_YOUR OBJECTIVE_.
A single number is the answer here: how many lines of the entries contain "Default"?

(Interface dataset entries)
______________________________
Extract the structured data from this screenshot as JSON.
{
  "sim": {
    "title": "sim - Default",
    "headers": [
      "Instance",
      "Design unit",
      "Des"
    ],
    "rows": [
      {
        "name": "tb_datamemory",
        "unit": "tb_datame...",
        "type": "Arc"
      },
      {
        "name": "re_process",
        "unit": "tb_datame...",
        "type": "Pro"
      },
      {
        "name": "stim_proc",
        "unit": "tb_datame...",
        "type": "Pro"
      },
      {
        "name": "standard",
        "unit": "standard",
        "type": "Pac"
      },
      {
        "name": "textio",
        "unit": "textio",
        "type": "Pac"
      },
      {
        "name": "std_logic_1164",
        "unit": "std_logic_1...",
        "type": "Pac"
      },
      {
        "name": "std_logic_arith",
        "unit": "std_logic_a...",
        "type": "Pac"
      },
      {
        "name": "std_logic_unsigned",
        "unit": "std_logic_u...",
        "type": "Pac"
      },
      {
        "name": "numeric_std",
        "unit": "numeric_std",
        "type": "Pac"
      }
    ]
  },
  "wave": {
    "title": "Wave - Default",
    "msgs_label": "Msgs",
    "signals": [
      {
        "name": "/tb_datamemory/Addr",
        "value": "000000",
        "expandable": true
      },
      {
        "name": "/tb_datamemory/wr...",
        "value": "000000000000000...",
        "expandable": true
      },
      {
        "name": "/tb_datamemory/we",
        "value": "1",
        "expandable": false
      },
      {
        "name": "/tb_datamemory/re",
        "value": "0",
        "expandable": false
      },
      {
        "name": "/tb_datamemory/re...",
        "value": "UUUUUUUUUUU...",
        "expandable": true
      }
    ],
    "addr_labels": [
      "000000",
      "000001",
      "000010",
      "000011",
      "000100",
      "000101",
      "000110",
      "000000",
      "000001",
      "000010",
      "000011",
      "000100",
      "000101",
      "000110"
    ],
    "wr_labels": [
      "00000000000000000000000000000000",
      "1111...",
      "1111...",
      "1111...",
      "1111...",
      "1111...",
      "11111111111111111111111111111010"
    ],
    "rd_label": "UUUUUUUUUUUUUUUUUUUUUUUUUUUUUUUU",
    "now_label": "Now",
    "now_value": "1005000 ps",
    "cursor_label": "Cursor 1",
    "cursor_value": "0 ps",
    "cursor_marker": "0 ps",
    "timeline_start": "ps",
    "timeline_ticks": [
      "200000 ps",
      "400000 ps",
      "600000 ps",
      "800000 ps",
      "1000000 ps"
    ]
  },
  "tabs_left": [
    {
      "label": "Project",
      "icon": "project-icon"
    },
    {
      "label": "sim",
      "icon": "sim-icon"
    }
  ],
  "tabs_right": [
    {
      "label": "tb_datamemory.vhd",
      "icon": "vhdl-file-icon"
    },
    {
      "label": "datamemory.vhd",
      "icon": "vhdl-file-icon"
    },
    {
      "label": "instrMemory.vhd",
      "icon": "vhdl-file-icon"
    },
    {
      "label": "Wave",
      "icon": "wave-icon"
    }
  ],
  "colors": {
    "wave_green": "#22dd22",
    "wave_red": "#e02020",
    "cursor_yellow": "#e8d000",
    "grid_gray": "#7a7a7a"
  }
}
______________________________
_FINAL ANSWER_.
2